**Dataset excerpts**.
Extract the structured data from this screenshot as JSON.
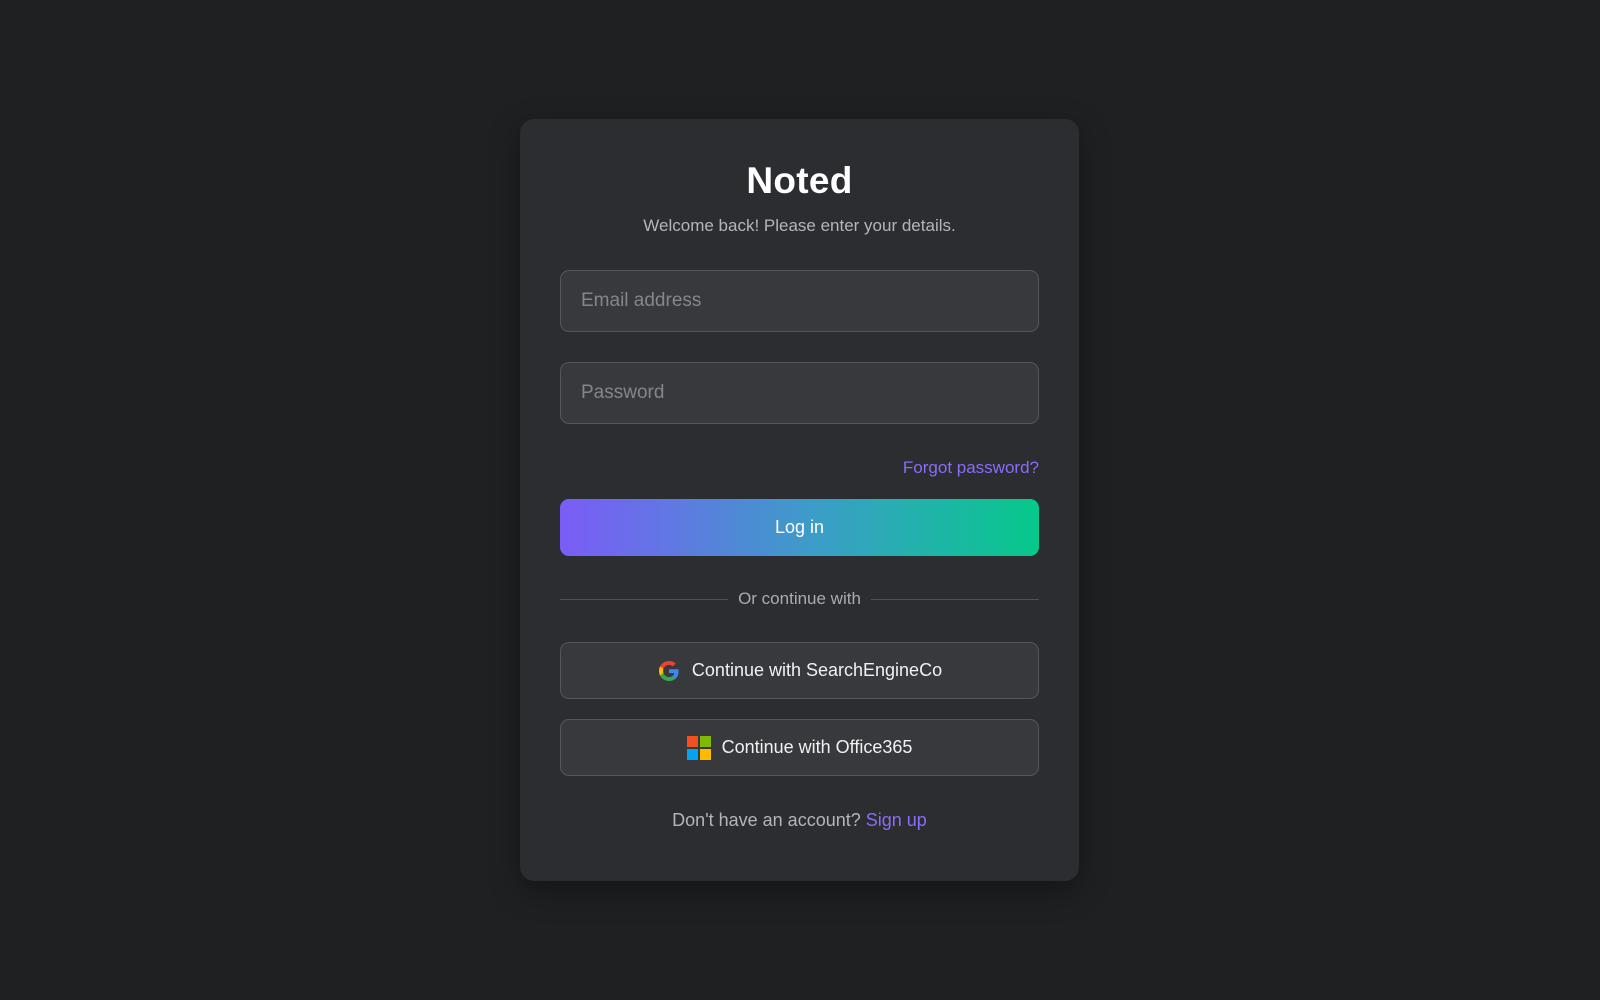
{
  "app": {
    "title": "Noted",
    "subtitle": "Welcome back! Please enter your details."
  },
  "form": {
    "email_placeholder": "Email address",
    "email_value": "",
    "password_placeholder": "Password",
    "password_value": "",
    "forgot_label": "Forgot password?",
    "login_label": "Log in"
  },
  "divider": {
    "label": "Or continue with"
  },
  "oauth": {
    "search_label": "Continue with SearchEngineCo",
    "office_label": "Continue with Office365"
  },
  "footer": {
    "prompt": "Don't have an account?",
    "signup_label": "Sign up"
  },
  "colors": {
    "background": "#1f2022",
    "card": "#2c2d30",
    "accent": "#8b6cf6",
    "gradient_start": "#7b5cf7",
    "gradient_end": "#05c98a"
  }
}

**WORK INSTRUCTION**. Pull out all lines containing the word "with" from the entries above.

**SOLVED EXERCISE**.
    "label": "Or continue with"
    "search_label": "Continue with SearchEngineCo",
    "office_label": "Continue with Office365"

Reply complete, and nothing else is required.